▸ **WHAT THE TASK REQUIRES**: Return the full set of entries below exactly, leaving every image out.

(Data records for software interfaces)
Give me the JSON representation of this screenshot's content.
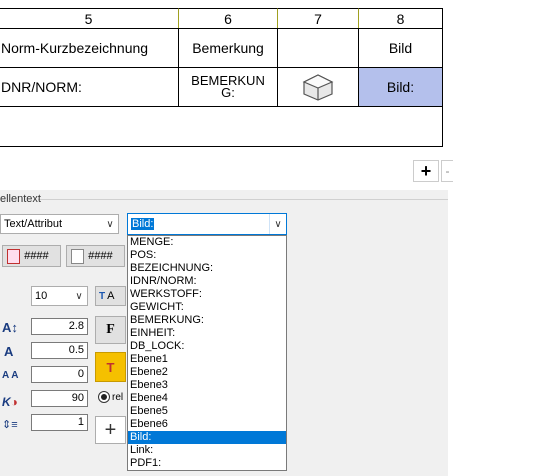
{
  "table": {
    "columns": [
      "5",
      "6",
      "7",
      "8"
    ],
    "row1": [
      "Norm-Kurzbezeichnung",
      "Bemerkung",
      "",
      "Bild"
    ],
    "row2": [
      "DNR/NORM:",
      "BEMERKUN\nG:",
      "",
      "Bild:"
    ]
  },
  "toolbar": {
    "plus_label": "+",
    "minus_label": "-"
  },
  "panel": {
    "group_label": "ellentext",
    "type_select": "Text/Attribut",
    "attr_select": "Bild:",
    "hash1": "####",
    "hash2": "####",
    "fontsize_select": "10",
    "format_button_partial": "A",
    "inputs": [
      "2.8",
      "0.5",
      "0",
      "90",
      "1"
    ],
    "bold_label": "F",
    "radio_label": "rel"
  },
  "dropdown": {
    "items": [
      "MENGE:",
      "POS:",
      "BEZEICHNUNG:",
      "IDNR/NORM:",
      "WERKSTOFF:",
      "GEWICHT:",
      "BEMERKUNG:",
      "EINHEIT:",
      "DB_LOCK:",
      "Ebene1",
      "Ebene2",
      "Ebene3",
      "Ebene4",
      "Ebene5",
      "Ebene6",
      "Bild:",
      "Link:",
      "PDF1:"
    ],
    "selected_index": 15
  },
  "colors": {
    "highlight_cell": "#b4c0ec",
    "selection": "#0078d7",
    "yellow_button": "#f5c000"
  }
}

▸ **ANSWER FOR THE TASK**:
Give me the JSON representation of this screenshot's content.
{
  "table": {
    "columns": [
      "5",
      "6",
      "7",
      "8"
    ],
    "row1": [
      "Norm-Kurzbezeichnung",
      "Bemerkung",
      "",
      "Bild"
    ],
    "row2": [
      "DNR/NORM:",
      "BEMERKUN\nG:",
      "",
      "Bild:"
    ]
  },
  "toolbar": {
    "plus_label": "+",
    "minus_label": "-"
  },
  "panel": {
    "group_label": "ellentext",
    "type_select": "Text/Attribut",
    "attr_select": "Bild:",
    "hash1": "####",
    "hash2": "####",
    "fontsize_select": "10",
    "format_button_partial": "A",
    "inputs": [
      "2.8",
      "0.5",
      "0",
      "90",
      "1"
    ],
    "bold_label": "F",
    "radio_label": "rel"
  },
  "dropdown": {
    "items": [
      "MENGE:",
      "POS:",
      "BEZEICHNUNG:",
      "IDNR/NORM:",
      "WERKSTOFF:",
      "GEWICHT:",
      "BEMERKUNG:",
      "EINHEIT:",
      "DB_LOCK:",
      "Ebene1",
      "Ebene2",
      "Ebene3",
      "Ebene4",
      "Ebene5",
      "Ebene6",
      "Bild:",
      "Link:",
      "PDF1:"
    ],
    "selected_index": 15
  },
  "colors": {
    "highlight_cell": "#b4c0ec",
    "selection": "#0078d7",
    "yellow_button": "#f5c000"
  }
}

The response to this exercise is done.